■ TRY IT:
Whichever lines of the material contain "name", copy each of them.

§ §

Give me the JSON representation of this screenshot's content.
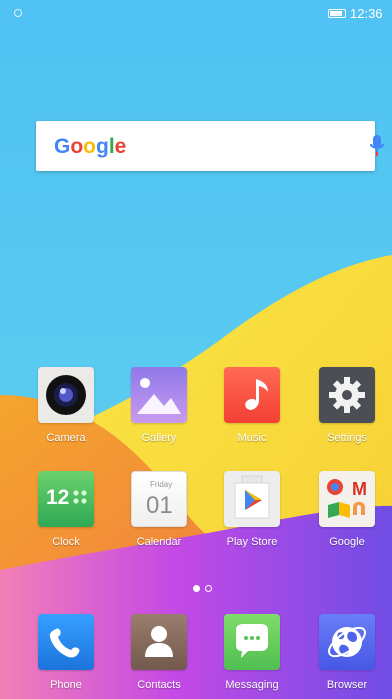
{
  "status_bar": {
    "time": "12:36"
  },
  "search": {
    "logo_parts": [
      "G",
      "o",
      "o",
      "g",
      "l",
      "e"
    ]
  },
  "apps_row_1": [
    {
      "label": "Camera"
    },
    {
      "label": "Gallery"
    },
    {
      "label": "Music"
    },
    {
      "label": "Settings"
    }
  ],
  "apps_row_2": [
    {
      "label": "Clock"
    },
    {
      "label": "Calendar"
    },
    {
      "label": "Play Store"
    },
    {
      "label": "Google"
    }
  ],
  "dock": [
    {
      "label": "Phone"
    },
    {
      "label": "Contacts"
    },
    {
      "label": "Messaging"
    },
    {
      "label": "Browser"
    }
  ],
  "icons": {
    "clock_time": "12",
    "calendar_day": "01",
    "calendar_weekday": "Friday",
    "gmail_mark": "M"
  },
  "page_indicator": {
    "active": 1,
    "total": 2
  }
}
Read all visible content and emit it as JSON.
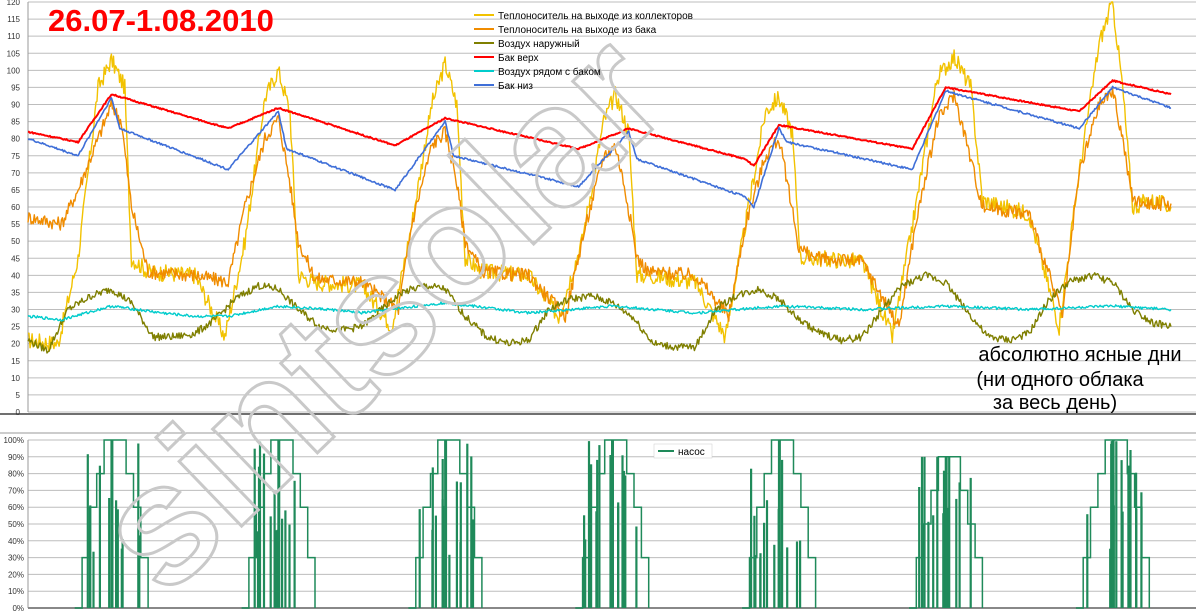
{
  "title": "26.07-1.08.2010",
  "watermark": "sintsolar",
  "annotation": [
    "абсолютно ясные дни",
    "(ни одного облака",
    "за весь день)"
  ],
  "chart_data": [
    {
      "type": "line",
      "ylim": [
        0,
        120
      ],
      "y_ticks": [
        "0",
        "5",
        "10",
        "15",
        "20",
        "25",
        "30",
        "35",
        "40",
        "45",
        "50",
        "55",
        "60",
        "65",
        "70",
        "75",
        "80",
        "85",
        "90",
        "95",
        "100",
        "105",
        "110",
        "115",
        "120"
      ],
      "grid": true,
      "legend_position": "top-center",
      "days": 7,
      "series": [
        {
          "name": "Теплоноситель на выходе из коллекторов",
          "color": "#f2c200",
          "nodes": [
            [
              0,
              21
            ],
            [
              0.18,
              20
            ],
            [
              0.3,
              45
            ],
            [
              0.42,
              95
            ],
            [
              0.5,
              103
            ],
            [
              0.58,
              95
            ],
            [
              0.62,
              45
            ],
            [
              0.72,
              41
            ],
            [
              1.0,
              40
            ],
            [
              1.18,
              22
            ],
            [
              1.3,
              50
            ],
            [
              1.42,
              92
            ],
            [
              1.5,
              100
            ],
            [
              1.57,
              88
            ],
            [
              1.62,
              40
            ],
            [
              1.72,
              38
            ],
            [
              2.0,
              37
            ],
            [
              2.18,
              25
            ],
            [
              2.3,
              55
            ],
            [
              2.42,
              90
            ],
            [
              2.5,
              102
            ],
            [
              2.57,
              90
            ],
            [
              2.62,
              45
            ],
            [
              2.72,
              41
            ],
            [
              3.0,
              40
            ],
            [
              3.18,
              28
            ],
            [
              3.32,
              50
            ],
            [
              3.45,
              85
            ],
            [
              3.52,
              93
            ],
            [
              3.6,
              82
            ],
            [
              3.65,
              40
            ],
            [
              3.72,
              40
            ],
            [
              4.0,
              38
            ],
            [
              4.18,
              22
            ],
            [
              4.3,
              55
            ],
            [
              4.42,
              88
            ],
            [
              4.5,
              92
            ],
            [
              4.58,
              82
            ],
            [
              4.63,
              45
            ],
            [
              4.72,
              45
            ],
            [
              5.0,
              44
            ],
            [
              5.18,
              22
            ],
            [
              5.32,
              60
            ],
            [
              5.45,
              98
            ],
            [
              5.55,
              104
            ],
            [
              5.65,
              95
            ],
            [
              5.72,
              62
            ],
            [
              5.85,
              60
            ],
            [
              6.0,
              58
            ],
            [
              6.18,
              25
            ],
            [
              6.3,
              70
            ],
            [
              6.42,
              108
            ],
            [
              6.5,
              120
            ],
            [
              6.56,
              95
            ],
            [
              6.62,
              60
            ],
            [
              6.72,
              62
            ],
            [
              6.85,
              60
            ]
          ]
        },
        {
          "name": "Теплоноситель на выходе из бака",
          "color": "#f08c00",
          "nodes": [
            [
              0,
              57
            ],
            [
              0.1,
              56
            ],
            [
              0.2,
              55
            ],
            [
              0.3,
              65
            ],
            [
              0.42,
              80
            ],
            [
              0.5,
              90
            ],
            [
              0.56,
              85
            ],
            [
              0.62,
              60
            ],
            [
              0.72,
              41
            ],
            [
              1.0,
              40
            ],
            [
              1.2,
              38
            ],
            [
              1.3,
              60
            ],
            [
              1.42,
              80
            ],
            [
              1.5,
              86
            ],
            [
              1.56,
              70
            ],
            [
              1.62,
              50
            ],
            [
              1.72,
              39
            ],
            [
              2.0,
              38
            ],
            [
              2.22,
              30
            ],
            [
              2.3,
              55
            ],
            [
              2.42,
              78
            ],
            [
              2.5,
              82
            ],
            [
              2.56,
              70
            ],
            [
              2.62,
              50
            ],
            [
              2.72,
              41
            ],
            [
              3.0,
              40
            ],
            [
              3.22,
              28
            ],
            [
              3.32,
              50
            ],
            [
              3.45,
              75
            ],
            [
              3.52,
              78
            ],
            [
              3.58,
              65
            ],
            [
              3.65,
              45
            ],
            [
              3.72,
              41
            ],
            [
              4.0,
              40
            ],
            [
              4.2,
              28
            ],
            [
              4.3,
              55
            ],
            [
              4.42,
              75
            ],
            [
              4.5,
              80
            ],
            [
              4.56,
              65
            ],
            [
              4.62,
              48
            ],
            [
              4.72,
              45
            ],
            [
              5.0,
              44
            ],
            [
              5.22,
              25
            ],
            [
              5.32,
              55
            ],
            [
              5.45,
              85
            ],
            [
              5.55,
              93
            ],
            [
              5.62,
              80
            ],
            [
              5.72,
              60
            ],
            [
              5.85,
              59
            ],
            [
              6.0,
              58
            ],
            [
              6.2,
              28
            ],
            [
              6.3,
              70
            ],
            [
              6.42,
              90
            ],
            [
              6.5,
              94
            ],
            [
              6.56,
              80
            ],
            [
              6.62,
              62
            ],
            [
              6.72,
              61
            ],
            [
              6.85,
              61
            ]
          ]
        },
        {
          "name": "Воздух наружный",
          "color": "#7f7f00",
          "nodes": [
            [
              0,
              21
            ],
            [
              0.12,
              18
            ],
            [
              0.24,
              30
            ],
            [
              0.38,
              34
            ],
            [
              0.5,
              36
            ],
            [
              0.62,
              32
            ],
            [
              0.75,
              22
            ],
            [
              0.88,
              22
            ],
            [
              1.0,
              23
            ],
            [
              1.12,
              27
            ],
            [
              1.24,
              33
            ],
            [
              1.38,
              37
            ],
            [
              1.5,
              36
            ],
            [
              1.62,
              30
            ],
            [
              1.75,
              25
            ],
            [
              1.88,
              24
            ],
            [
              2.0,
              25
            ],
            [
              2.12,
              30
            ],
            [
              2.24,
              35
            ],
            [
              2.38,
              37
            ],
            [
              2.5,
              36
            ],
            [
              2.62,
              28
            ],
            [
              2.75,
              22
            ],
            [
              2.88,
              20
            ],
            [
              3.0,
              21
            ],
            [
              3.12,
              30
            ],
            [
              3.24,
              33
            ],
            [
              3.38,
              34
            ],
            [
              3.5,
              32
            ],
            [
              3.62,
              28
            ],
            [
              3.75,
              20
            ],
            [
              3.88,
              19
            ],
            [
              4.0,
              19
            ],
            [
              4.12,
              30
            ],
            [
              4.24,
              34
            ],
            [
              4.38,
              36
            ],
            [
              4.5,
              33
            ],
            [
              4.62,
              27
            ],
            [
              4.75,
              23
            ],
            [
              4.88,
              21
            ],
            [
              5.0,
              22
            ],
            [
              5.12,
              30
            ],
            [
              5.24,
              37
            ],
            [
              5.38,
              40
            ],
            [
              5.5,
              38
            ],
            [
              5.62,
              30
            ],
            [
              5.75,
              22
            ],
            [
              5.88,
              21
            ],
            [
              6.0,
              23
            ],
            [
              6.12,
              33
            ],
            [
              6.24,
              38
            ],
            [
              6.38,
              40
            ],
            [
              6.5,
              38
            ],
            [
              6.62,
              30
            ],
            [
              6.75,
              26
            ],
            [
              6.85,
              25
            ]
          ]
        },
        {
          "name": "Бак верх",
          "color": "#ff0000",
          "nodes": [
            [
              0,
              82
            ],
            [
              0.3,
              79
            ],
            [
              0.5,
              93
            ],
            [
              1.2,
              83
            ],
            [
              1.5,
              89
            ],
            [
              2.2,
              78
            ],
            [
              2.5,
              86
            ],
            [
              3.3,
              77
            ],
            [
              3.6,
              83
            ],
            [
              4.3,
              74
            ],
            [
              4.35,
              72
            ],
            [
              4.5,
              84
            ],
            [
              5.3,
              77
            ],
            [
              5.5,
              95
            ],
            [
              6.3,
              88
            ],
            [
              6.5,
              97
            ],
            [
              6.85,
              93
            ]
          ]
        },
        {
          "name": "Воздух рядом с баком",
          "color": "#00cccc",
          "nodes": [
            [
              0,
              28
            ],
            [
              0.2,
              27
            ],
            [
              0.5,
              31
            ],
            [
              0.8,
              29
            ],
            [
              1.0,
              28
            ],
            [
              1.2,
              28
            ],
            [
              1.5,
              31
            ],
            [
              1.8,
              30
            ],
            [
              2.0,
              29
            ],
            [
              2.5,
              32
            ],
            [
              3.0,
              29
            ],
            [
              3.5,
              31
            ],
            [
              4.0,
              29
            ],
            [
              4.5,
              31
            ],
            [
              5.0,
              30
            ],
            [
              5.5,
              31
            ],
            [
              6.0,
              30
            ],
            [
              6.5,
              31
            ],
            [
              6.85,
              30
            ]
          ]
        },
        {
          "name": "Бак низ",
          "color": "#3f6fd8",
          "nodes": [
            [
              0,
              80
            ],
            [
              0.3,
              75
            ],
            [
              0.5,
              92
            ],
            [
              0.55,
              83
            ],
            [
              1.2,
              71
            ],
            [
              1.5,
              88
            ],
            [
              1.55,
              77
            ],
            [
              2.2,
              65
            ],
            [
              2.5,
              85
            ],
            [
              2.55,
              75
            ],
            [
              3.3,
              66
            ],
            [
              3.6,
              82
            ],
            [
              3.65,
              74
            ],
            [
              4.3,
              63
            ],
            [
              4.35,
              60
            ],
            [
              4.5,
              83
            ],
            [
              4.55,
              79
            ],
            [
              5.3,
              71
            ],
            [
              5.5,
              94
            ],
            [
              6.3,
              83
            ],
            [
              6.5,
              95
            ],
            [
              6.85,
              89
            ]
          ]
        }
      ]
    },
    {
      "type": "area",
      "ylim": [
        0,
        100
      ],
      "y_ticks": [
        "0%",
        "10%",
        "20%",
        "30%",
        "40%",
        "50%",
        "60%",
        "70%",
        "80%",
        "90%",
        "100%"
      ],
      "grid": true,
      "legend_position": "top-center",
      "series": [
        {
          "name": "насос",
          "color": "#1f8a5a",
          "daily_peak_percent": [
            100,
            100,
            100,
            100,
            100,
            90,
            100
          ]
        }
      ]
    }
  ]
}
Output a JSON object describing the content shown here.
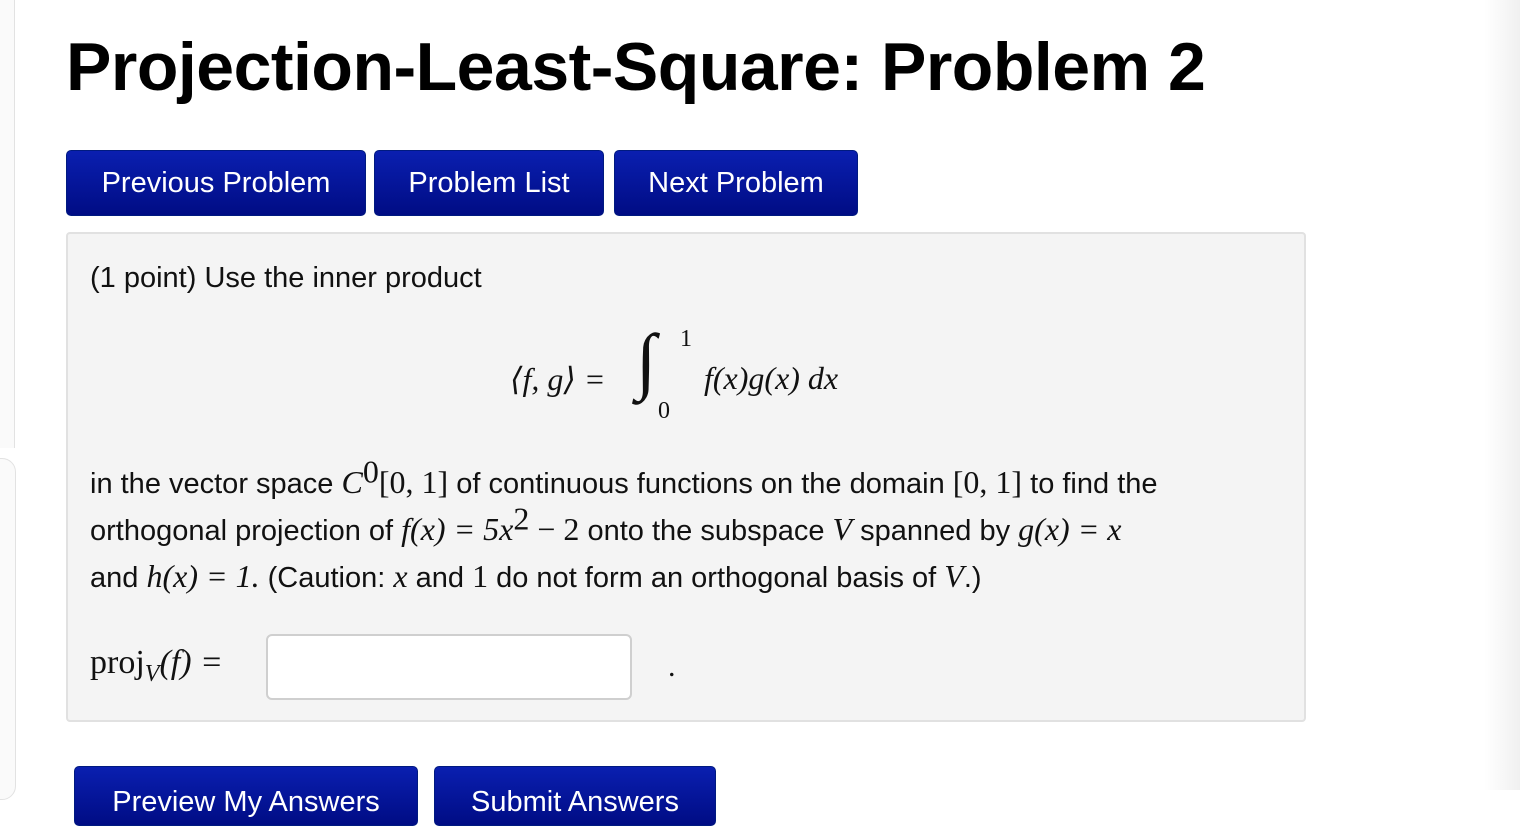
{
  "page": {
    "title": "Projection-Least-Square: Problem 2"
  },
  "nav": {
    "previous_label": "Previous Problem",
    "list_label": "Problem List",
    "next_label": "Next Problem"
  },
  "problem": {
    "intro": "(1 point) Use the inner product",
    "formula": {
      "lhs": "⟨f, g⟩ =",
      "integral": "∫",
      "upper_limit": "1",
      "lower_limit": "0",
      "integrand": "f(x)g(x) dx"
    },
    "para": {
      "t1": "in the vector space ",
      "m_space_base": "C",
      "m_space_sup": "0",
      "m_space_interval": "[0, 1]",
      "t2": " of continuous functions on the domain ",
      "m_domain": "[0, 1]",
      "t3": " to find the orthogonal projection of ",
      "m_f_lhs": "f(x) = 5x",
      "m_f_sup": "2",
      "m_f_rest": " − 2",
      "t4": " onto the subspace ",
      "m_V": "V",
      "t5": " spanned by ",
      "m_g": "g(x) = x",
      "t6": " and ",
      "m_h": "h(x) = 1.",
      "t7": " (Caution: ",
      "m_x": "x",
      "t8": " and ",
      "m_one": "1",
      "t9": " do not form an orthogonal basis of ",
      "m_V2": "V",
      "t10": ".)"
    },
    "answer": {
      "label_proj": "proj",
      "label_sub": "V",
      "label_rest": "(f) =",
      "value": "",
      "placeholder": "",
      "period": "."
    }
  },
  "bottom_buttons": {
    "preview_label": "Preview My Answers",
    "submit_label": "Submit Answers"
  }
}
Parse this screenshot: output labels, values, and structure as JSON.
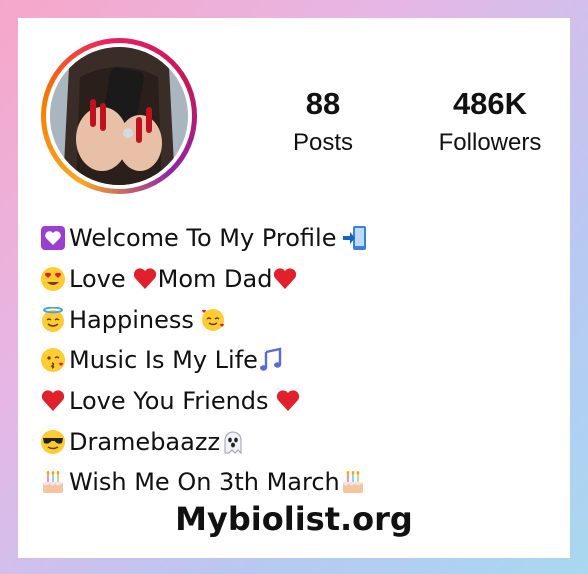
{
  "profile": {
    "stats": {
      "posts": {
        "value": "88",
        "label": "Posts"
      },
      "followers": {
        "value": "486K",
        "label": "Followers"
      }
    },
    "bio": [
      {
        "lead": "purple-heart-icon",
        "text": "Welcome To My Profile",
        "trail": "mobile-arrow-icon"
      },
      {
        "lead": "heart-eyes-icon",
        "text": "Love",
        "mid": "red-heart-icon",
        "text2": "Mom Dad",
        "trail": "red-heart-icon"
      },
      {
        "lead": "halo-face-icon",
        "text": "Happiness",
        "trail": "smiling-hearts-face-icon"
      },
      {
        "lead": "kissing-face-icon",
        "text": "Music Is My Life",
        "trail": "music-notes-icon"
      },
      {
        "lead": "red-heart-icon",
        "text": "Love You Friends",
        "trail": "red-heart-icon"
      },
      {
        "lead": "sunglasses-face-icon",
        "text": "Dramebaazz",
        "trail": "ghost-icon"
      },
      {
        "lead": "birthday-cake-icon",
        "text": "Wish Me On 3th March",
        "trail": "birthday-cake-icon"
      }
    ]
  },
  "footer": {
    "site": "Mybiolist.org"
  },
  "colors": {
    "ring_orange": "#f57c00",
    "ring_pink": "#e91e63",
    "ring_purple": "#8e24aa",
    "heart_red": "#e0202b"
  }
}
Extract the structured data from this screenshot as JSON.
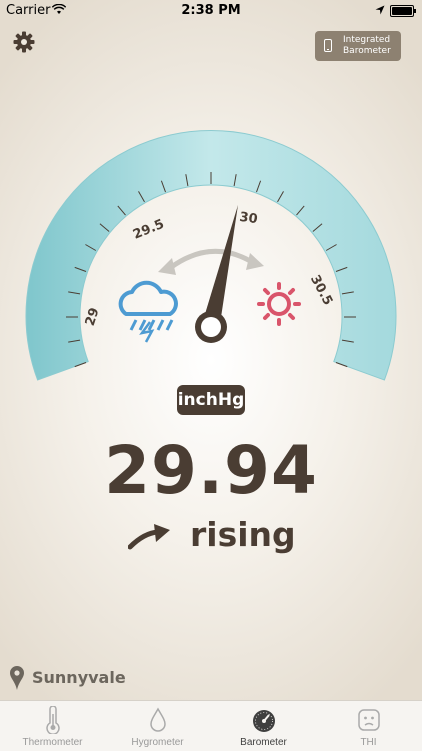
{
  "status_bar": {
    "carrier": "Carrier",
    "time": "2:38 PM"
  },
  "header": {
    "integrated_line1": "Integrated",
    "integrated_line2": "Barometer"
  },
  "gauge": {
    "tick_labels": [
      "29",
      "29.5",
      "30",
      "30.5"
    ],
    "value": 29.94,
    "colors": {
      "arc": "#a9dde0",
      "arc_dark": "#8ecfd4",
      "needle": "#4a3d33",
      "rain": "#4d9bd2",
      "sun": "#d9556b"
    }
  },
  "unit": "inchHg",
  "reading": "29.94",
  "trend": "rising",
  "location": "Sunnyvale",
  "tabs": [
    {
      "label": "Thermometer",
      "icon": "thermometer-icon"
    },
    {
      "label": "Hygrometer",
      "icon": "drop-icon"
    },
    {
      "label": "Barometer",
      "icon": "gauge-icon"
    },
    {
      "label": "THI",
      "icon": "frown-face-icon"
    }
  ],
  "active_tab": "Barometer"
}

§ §

■ WRITTEN ANSWER:
          "name": "Теплоноситель на выходе из коллекторов",
          "name": "Теплоноситель на выходе из бака",
          "name": "Воздух наружный",
          "name": "Бак верх",
          "name": "Воздух рядом с баком",
          "name": "Бак низ",
          "name": "насос",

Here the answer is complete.